Backed by a wonderful supporting cast: the Dean, who steals scenes effortlessly in his bi-curious (or even flat-out gay) hilarity, will dress in drag, make passes at Jeff, and say every single line with perfect flamboyance. Senor Chang, the inept Spanish teacher who does a “Jeff Winger” and becomes a student when his lack of credentials are exposed, is probably the most insane TV character I’ve ever seen in my life. He never says or does anything rational and he’s the show’s secret weapon adrenaline shot. Lesser characters like Magnitude, Fat Neil, Todd, Leonard, Starburns…the list goes on and on and on…are a casting director’s dream. The unnecessarily panicky Garrett is pure brilliance all by himself. And Buzz Hickey, who joined the group in its final run, was a nice addition who just needed time to be developed. But we learned such great things about him! Amateur cartoonist, former cop, always carrying rope for some reason! God! Thinking back on all this, I’m so sad to see these folks go. They were a perfect comedy team.

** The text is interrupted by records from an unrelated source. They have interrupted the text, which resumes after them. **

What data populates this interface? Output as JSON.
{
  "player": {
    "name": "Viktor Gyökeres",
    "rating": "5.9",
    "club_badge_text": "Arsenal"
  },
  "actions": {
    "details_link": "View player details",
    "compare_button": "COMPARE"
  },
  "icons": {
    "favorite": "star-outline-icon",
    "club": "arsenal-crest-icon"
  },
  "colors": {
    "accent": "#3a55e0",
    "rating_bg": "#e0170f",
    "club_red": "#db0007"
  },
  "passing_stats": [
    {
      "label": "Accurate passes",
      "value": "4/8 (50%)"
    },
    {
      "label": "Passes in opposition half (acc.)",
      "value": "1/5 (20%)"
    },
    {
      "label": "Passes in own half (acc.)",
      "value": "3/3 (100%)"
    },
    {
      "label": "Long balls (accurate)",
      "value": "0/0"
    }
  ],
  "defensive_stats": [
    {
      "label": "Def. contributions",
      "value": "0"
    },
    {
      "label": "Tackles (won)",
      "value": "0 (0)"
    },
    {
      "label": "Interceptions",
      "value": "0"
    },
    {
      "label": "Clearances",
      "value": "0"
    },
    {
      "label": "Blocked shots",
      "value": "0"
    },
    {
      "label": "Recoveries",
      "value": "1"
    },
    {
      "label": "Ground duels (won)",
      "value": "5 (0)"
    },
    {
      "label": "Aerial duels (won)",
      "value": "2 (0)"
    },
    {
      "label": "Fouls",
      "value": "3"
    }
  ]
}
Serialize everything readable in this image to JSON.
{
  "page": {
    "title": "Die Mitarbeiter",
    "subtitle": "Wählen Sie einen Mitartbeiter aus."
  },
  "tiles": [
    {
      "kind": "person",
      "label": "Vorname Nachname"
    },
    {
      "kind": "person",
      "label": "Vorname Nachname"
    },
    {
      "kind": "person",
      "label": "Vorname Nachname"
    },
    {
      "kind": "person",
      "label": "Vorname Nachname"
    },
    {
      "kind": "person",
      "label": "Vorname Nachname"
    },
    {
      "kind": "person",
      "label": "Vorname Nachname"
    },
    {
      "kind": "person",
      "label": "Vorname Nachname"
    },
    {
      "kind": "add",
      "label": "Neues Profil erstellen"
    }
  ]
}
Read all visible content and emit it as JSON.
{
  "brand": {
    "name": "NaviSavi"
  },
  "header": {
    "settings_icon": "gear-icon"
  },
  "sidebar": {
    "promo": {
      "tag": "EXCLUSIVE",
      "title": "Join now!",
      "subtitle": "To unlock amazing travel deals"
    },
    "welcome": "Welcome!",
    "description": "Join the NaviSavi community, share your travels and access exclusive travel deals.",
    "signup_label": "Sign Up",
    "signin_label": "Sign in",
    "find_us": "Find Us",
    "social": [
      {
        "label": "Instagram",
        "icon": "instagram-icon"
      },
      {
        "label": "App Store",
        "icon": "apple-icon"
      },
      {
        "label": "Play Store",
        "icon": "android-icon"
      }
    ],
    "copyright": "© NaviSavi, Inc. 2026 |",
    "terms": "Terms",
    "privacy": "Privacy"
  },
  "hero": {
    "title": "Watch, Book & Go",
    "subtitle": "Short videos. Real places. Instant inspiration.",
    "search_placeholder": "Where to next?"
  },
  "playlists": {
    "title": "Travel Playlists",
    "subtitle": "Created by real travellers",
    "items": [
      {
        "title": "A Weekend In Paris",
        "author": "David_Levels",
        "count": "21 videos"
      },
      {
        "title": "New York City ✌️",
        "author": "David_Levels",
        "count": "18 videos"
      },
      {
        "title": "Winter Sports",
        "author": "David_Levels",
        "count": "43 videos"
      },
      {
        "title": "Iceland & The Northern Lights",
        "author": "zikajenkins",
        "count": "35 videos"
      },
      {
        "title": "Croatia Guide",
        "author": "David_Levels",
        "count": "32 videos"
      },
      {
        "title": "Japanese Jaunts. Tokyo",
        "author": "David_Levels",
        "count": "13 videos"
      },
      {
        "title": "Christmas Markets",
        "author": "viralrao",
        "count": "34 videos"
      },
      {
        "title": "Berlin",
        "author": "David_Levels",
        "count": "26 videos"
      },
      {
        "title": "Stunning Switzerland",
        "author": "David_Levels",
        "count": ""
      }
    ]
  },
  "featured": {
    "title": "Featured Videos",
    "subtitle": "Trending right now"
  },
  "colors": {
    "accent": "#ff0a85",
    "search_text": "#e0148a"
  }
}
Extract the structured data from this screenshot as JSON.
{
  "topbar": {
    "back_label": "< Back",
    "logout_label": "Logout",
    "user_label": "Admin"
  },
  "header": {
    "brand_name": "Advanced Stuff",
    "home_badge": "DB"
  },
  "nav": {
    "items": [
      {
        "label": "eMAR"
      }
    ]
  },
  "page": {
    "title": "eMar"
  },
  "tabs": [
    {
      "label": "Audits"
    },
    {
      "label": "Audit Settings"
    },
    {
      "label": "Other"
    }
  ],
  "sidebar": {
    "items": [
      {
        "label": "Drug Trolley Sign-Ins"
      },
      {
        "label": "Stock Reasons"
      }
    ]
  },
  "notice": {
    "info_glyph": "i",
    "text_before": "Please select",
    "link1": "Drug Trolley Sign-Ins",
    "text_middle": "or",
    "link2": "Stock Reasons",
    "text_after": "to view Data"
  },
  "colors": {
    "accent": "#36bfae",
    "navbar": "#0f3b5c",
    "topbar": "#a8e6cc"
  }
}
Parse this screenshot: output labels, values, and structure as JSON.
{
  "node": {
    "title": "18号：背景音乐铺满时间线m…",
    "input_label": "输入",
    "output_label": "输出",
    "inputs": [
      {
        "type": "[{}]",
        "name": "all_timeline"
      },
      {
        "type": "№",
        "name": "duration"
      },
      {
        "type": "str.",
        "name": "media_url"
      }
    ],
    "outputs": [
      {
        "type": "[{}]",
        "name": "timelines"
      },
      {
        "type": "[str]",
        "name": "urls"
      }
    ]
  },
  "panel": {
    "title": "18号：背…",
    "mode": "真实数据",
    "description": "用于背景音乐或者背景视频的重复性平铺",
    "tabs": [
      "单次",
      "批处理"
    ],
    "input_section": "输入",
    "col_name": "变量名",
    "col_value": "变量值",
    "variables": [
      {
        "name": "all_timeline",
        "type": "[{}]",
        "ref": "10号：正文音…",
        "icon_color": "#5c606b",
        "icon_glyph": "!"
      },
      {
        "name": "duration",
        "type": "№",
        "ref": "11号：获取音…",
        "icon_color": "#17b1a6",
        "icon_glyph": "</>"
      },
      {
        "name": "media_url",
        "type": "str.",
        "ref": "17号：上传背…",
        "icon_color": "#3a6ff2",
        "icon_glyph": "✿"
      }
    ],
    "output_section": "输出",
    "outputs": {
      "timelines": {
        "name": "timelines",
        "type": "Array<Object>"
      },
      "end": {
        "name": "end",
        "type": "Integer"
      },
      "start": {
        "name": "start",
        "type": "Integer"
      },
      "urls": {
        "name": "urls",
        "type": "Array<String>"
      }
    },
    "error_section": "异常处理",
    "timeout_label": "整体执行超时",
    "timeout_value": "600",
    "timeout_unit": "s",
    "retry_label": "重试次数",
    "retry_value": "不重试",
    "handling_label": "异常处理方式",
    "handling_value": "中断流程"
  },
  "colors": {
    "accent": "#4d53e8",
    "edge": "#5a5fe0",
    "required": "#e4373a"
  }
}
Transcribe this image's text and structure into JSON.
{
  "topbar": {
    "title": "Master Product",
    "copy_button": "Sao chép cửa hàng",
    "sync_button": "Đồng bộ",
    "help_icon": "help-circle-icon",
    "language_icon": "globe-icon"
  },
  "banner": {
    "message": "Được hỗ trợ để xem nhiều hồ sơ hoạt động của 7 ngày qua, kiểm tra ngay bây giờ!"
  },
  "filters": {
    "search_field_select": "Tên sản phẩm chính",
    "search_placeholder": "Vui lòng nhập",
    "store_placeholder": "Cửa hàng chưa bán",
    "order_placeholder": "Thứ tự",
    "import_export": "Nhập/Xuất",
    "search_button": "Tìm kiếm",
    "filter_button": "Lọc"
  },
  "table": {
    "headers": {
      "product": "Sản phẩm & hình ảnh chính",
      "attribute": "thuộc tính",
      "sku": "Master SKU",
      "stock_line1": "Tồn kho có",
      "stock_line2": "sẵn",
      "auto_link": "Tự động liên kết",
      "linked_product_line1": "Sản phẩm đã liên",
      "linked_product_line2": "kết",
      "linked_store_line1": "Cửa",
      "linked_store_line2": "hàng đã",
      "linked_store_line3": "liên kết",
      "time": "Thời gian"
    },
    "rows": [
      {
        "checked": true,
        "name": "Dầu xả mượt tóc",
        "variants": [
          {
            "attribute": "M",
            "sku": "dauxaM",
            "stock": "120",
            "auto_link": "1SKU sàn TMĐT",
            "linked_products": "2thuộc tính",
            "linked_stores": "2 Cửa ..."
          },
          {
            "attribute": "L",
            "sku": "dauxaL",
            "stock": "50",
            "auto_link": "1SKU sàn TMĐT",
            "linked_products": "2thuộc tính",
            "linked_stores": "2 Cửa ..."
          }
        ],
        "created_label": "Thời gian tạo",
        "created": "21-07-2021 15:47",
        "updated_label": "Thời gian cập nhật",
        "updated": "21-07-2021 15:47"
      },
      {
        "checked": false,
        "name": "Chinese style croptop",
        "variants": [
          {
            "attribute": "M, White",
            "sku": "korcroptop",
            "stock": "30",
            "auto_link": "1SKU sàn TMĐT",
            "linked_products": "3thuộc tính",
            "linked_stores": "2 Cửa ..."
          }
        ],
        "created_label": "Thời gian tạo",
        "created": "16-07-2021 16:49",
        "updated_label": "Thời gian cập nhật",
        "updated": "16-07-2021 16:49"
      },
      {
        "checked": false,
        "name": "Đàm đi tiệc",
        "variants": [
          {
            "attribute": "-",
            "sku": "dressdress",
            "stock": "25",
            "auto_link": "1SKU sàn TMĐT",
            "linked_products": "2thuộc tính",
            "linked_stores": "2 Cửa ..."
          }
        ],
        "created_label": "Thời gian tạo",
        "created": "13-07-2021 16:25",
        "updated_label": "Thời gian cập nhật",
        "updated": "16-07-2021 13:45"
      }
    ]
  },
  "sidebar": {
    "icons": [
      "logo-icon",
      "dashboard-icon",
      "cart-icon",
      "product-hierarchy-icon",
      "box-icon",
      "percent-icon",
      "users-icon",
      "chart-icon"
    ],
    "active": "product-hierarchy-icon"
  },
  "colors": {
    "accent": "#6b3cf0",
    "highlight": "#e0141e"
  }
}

But it wasn’t a perfect show. It had its clunker episodes like the one where they were video game characters, but the standout entries more than made up for their failures. “Remedial Chaos Theory” is the quintessentially flawless example of a bottle episode. The one where they were all animated G.I. Joe characters was inspired enough to call to my childhood. Touching, darker runs like “Mixology Certification” were handled with the type of expert tenderness one needs to make sad stuff funny. Yes, time and time again this show proved itself, and more than earned the respect of its loyal and loving fans. Fans like myself. Trekkie. Whovian. CloneClubber, and whatever the hell they are calling people who loved and lost when the truly darkest timeline would be to never have loved at all.